Exercise aim: Go through the data and copy each line where the string "value" appears.

----- Material for this exercise

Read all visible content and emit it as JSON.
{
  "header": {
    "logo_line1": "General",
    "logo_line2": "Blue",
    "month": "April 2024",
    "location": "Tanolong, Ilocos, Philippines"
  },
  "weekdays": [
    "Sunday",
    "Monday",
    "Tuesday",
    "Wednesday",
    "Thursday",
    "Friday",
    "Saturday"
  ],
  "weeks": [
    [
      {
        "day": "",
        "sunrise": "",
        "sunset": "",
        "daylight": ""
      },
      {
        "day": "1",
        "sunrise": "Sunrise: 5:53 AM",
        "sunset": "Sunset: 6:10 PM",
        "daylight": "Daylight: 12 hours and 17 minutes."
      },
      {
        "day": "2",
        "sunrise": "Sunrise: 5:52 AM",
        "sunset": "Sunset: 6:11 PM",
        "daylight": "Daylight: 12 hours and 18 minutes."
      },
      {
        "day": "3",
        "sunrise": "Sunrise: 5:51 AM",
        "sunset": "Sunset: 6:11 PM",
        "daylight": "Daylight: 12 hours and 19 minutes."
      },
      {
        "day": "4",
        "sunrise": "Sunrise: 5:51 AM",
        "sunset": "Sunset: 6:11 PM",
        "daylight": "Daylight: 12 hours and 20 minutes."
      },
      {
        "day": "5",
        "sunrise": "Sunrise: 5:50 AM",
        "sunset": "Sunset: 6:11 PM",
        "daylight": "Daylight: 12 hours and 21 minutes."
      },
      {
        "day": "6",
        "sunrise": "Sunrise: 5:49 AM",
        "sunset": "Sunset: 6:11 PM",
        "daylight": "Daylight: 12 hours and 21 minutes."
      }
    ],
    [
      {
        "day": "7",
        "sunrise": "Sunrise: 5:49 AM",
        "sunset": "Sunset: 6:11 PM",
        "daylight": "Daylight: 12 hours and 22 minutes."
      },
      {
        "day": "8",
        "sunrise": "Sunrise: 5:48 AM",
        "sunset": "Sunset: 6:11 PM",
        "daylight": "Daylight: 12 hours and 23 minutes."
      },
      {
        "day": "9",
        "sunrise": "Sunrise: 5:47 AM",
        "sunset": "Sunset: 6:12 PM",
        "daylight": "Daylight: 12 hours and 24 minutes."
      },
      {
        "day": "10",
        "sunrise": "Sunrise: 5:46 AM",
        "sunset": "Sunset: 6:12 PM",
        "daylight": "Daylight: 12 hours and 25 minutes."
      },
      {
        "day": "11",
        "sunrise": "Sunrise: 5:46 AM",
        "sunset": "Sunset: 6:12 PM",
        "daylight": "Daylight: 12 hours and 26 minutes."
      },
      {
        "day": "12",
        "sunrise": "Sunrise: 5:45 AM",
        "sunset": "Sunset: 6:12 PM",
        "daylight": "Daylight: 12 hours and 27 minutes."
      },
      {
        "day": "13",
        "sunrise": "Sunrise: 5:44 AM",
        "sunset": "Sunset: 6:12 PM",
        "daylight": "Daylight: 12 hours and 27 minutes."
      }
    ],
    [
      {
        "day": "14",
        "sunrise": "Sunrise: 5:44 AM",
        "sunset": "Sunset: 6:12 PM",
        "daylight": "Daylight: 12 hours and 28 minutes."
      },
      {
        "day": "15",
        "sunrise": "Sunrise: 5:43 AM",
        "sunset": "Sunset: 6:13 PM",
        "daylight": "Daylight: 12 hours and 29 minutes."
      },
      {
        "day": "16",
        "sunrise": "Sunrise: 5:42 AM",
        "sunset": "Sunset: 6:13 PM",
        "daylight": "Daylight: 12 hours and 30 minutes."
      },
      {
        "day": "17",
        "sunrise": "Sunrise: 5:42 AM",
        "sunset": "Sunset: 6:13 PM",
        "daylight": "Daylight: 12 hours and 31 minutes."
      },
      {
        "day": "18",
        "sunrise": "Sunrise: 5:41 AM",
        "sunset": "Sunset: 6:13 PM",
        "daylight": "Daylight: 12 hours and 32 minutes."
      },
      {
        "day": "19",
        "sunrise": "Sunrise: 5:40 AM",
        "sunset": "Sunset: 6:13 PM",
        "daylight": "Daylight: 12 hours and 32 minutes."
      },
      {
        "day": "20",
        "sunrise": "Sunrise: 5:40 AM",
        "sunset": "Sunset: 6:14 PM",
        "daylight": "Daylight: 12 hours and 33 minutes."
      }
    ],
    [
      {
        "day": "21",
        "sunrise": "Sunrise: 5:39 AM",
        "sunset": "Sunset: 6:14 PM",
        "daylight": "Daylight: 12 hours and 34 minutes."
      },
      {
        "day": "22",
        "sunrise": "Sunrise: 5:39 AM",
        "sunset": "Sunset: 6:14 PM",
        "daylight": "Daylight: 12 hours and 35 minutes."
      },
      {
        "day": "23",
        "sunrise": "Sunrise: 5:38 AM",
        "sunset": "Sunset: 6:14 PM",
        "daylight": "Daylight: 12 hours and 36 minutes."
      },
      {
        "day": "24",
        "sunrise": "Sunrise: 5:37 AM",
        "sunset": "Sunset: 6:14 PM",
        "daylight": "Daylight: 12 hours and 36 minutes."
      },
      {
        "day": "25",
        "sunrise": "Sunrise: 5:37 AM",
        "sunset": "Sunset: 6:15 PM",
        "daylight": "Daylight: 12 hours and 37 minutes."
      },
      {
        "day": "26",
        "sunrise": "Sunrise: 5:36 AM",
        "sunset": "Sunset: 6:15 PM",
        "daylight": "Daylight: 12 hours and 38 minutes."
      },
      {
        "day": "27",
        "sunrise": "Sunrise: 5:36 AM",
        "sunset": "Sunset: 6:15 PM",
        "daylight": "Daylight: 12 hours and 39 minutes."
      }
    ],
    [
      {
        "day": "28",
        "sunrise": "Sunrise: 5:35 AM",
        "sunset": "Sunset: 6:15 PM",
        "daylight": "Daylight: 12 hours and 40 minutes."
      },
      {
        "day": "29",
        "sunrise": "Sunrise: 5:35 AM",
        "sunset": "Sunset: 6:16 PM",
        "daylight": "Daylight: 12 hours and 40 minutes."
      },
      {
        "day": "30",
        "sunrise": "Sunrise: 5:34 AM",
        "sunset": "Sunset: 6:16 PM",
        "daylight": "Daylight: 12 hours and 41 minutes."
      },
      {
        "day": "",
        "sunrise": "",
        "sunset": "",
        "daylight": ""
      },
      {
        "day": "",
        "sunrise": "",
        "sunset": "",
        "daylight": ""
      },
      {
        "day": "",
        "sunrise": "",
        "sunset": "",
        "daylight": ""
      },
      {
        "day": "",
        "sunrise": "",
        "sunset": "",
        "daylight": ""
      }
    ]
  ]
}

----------
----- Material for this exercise

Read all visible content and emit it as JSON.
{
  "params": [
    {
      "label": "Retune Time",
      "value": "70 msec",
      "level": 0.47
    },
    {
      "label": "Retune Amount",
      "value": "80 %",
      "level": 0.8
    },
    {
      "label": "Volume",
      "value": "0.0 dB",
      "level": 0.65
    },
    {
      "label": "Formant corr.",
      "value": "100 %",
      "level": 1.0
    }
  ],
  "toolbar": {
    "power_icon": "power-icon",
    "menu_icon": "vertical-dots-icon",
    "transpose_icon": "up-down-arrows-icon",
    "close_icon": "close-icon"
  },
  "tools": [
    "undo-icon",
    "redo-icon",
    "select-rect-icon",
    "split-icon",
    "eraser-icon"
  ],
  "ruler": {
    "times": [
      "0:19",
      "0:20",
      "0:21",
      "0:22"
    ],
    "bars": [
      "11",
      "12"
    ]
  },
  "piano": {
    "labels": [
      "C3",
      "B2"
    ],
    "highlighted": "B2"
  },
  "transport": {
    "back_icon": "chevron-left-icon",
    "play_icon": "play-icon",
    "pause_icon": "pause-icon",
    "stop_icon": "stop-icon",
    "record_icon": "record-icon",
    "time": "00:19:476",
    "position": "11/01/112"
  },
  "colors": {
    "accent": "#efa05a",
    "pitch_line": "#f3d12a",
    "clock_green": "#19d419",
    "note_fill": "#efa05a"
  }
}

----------

Task solution:
      "value": "70 msec",
      "value": "80 %",
      "value": "0.0 dB",
      "value": "100 %",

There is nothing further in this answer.